A book, a bench, water, and a dog. Yes friend, this is my life. Except the hat. I don't do hats.
Although I'm not typically into gifs, you know what I am into? Meeting other writers. I love talking about writing and books. I only recently joined Twitter and began blogging, and the incredible writers I have met have by far been the greatest part.
In that spirit, here's a little about me
Edit: I am retitling this post "I'm Proud of My Name" (previously "Should I Be Ashamed of My Name?"). This is very much a venting of the thoughts and frustrations I was having—and still have. I am frustrated by the lack of gender equality in the publishing industry and by the fact that the bias toward women is so deeply ingrained in our culture that even highly intelligent, well-educated professionals often act in a sexist way without even realizing it.
But I am not ashamed of my name. I will never use a male or gender-neutral pseudonym. I believe that women writers have a respobsibility to represent our gender in the publishing industry. Readers use a lack of female writers to justify the belief that women simply don't write as well as men, and writing under a male pseudonym only adds to the cycle. If a reader walks into a bookstore and sees only male names on the shelf, what other conclusion is he or she to draw?
Now I'm not knocking women who choose that path. I get it. From my below discussion, you know I get it.

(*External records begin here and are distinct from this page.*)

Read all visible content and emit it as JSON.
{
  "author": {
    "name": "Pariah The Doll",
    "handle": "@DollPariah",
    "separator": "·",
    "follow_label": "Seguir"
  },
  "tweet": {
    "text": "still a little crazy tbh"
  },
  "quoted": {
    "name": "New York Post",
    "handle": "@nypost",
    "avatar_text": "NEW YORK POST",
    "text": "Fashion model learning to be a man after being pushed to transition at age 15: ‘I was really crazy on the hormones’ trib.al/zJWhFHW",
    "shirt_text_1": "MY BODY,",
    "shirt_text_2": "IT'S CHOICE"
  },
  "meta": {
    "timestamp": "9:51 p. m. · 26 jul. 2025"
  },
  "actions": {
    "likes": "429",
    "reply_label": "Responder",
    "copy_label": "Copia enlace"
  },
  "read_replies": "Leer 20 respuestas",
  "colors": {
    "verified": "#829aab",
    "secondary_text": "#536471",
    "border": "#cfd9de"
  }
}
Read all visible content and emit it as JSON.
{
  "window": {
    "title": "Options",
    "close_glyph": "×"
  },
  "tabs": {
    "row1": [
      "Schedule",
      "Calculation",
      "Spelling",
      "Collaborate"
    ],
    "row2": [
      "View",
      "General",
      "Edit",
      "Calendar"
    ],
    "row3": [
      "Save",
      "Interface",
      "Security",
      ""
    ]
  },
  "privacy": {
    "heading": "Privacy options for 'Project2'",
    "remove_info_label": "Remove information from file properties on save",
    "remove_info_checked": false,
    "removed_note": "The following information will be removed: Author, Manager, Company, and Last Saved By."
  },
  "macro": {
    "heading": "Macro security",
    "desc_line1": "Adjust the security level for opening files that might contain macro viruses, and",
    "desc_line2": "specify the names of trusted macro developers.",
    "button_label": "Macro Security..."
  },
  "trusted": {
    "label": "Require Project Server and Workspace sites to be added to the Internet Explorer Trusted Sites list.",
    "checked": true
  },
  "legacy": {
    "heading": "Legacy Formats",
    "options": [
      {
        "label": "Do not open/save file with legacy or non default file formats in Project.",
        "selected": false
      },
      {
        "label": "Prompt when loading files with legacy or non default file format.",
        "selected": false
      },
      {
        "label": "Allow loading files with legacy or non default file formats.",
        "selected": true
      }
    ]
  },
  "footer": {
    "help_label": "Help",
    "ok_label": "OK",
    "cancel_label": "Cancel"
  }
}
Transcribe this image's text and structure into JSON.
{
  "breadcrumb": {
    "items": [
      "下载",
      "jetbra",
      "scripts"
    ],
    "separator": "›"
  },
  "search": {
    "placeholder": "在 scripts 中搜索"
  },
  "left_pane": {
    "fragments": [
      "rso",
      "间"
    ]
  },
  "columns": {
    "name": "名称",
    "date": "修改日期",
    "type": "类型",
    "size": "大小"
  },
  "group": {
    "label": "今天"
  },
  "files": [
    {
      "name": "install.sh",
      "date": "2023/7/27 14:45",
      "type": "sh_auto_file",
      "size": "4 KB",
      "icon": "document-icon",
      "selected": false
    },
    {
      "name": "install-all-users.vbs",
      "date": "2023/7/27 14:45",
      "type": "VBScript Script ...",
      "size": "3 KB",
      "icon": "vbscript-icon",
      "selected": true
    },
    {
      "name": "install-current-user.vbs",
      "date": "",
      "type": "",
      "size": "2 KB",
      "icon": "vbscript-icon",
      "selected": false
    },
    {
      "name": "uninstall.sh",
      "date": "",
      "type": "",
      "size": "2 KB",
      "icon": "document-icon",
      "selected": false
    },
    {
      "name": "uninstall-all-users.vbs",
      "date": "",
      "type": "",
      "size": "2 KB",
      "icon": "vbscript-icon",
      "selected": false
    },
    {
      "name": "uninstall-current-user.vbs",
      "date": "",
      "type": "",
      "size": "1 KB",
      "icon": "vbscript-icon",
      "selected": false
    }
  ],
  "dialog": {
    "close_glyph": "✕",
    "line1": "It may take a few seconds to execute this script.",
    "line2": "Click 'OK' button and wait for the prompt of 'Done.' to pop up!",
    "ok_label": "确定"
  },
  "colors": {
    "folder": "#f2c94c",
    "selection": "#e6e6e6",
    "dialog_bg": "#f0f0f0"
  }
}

But personally, I'm damn proud of my name. And it will always appear on my work.
I recently read Homme de Plume by Catherine Nichols. I was aware of the publishing industry's gender bias, but it's a different thing to see proof—numbers that cannot be ignored. Catherine's same query letter sent using a male name received 17/50 manuscript requests versus 2/50 using her female name. Nichols says her male counterpart "is eight and a half times better than me at writing the same book.